Here is the theory of Reflexivity from George Soros ( The Alchemy of Finance: Reading the mind of the Market (1987))
… Reflexivity asserts that prices do in fact influence the fundamentals and that these newly influenced set of fundamentals then proceed to change expectations, thus influencing prices; the process continues in a self-reinforcing pattern. Because the pattern is self-reinforcing, markets tend towards disequilibrium. Sooner or later they reach a point where the sentiment is reversed and negative expectations become self-reinforcing in the downward direction, thereby explaining the familiar pattern of boom and bust cycles.
Flanagan (Psychology, progress, and the problem of reflexivity: a study in the epistemological foundations of psychology) and others have argued that reflexivity complicates all three of the traditional roles that are typically played by a classical science: explanation, prediction and control.
The fact that individuals and social collectivities are capable of self-inquiry and adaptation is a key characteristic of real-world social systems, differentiating the social sciences from the physical sciences.
Reflexivity, therefore, raises real issues regarding the extent to which the social sciences may ever be viewed as ‘hard’ sciences analogous to classical physics, and raises questions about the nature of the social sciences.
So, is there Physics Envy out there? – Yes, very much so! Take a read of the paper below for the details.
The paper from the MIT Laboratory for Financial Engineering –
WARNING: Physics Envy May Be Hazardous To Your Wealth
This is a book with a catchy title but is long, boring, and repetitious with an unrelenting barrage of criticism of “know nothing” business schools and business school professors. You see, the author is a successful “street fighter” (a trader) and has no need for fancy-pants academics and their models. In fact, the author thinks that over reliance on model is what has caused just about every modern financial crisis. The author is a Bird and he has no need of any lectures on flying from business schools, professors, or financial model makers.

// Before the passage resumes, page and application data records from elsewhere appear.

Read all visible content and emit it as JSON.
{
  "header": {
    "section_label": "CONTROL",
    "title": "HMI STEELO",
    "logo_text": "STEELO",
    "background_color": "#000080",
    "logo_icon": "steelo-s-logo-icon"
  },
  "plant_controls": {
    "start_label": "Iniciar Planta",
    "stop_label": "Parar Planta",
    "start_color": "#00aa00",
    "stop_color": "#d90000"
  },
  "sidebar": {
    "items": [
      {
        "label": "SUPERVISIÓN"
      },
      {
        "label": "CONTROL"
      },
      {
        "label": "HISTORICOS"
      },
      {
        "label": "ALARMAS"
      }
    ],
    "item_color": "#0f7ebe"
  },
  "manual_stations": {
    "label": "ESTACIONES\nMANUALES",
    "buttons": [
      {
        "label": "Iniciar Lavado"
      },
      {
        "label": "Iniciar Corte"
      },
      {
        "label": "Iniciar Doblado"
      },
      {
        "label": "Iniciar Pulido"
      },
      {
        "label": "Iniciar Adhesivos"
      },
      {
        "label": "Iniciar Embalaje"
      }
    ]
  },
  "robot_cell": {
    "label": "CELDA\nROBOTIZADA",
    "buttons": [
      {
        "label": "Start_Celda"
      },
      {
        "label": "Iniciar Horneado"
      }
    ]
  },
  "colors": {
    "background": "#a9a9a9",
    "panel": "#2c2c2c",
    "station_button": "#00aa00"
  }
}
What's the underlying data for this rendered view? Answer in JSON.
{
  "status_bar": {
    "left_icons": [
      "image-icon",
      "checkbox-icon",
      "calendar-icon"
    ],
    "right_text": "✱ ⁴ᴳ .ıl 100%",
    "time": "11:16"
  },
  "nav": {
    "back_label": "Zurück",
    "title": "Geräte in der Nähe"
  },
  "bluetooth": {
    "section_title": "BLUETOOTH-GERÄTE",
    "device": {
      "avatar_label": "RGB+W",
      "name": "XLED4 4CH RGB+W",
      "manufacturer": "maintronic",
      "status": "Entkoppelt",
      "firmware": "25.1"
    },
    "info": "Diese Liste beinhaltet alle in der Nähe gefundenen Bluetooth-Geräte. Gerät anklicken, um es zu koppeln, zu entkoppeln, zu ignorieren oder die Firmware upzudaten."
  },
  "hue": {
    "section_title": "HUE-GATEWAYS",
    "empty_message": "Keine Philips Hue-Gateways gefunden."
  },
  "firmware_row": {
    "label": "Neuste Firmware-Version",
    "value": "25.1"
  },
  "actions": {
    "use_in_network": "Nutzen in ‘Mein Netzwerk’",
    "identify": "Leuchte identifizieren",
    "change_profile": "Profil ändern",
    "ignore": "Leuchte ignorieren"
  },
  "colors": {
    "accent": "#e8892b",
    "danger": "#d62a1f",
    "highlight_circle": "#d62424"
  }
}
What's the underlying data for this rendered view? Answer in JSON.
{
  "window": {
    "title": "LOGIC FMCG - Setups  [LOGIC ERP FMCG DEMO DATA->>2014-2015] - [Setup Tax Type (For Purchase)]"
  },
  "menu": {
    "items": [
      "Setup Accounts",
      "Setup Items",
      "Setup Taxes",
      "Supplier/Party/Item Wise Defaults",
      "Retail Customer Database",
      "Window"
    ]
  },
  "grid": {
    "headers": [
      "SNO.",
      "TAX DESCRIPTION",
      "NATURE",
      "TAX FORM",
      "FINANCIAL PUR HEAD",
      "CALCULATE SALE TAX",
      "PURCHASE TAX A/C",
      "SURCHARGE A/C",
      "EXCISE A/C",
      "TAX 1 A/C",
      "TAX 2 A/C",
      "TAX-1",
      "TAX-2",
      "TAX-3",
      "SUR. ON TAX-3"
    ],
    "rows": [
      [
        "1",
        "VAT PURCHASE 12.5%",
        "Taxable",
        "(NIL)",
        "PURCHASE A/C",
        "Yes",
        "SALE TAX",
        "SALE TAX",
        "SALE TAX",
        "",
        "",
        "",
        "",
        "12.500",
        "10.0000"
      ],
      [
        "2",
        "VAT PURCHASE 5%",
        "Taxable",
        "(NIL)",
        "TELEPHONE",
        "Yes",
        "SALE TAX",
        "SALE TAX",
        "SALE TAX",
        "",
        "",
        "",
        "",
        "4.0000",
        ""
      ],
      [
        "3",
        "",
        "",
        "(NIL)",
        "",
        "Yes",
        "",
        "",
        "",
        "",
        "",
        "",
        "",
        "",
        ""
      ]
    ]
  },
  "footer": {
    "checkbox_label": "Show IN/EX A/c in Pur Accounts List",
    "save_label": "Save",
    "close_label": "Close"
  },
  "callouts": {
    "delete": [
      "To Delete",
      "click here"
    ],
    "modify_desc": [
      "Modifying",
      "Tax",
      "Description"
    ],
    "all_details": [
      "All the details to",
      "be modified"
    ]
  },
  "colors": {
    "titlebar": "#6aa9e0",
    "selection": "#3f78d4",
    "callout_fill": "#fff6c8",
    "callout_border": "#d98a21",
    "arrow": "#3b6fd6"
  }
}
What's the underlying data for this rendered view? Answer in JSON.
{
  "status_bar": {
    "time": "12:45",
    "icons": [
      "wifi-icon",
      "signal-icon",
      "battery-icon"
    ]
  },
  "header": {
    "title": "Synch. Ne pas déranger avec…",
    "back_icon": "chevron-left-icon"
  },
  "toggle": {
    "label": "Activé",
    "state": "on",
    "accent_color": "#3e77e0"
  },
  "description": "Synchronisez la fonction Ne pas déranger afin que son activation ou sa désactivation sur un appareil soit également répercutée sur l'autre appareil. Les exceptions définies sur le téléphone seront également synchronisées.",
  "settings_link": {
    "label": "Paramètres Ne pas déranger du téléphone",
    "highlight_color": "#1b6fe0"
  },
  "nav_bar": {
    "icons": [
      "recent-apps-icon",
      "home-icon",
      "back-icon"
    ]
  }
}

A good read and will accelerate your journey to the arms of Morpheus.
Lecturing Birds on Flying: Can Mathematical Theories Destroy the Financial Markets?
Read about more people with Physics Envy – those that have Wicked Problems